In another weak year for Latin America's equity capital
markets, two long-awaited bank debuts stood out among the
region's few IPOs.
Both had the international recognition not to be bound to
the fate of the region's smaller deals, offering size and a
clear expansion play and getting several times demand. Both
were enormous successes, but in the end Santander Mexico's IPO
was bigger, has performed better and is likely to represent
more of a watershed moment for its country's equity markets
than BTG Pactual's debut.
For years the Bolsa Mexicana de Valores directors' annual
claims that next year will see "a few more IPOs" were met with
smirks and giggles.
Buoyed by positive economic forecasts, a steadier pipeline
of Mexican debutants now seems a reality.

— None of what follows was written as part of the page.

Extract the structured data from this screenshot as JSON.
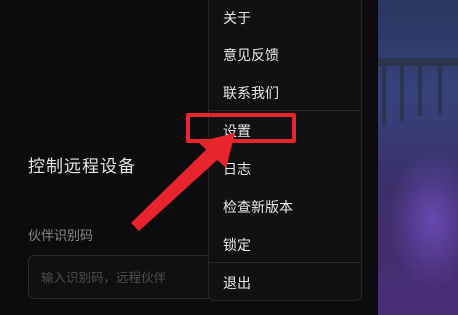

Santander's 52.81
billion peso ($4.11 billion) debut was the biggest Mexican sale
in history and the region's largest IPO since Santander
Brazil's $7.5 billion sale in 2009.
A slate of transactions - Pinfra, Crédito Real, and
Mexichem - immediately followed. More were on the way as of
December, including additional entrants into the new Fibra real
estate fund asset class.
The deal was part of a divestiture plan by the Spanish
parent that was long-expected and much needed. Demand for the
24.9% stake in what is perhaps the group's healthiest asset
reached 4.8 times.
Following a three-week roadshow visiting 12 countries and 24
cities, some 20% of the deal was placed in Mexico and the
remainder as American Depositary Receipts in New York, with 53%
ending up in the hands of international long-only buyers.
Despite investor appetite, the shares were intelligently
priced at the midpoint, rather than the high end of the
proposed 29.00 to 33.50 peso band. The book included numerous
investors that had not previously invested in the region.
"This is the first time that a Spanish-speaking Latin
American company accesses the market in that magnitude and
generates this kind of demand," says Gérard
Crémoux, head of LatAm investment banking at UBS, global
coordinator on the deal with Santander, Deutsche Bank and Bank
of America-Merrill Lynch.
"There hasn't been a $20 billion book for a Spanish-speaking
Latin American company ever. This is the beginning of a new
Barclays, Citi, Credit Suisse, Goldman Sachs, Itaú,
JPMorgan and RBC were joint bookrunners, with Santander,
Banamex, BBVA Bancomer and HSBC managing the domestic
"People aren't invested in Mexico," says Jeffrey Rosichan,
vice chairman of ECM at Deutsche Bank. "Few stocks are liquid.
Only one bank was listed, and banks make great proxies."
The new shares offered an important play into Mexico's
financial space, becoming only the second large bank to be
publicly traded. In addition to the FIG sector's proxy for the
consumer demand growth play, Mexico's banking sector is
famously underpenetrated in the country's population. The lack
of clear comparables, however, presented something of a
challenge, says Facundo Vazquez, head of LatAm ECM at Bank of
America Merrill Lynch.
The shares were offered at a discount to the bank's slightly
smaller rival Banorte, at around 10-11 times 2013
price/earnings compared with Banorte's 12 times. The deal
valued the bank at more than $17 billion.
The shares have remained above offer price, and were up 21%
at 37.98 pesos as of December 1. This came versus a 2.4%
improvement in the Mexican index during that time.
Santander now plans to IPO its other major subsidiaries
around the globe, with Argentina's Santander Río likely
up next in LatAm - assuming the political climate in the
country allows for it.
In an unusual year where ex-Brazil issuance was greater than
Brazilian issuance, bankers, investors and others are hopeful
the shift towards greater non-Brazilian deals is permanent.
Brazil's large investment banks are beefing up their operations
outside of Brazil in anticipation - even in Mexico, as
Itaú's participation in the transaction
Even if the percentage of new ECM issuance in the region
tips back in Brazil's favor in 2013 - and bankers say it could
easily do so if the right names come at intelligent price
levels - all signs point to a continued increase in volume from
outside of Brazil.
While Santander Mexico undoubtedly is the most significant
ex-Brazil deal in years and has created a tangible market
opening, the permanent effects in Mexico's new issue market are
far from clear. Liquidity, and the large volume the in the
index of stocks of businesses controlled by industrialist
Carlos Slim, remains an issue.
Moreover, the country's small and mid-size corporate owners
are still more reluctant than the regional average to open
their companies up to a public listing. The job ahead is
difficult, but Mexico could not have asked for a better start.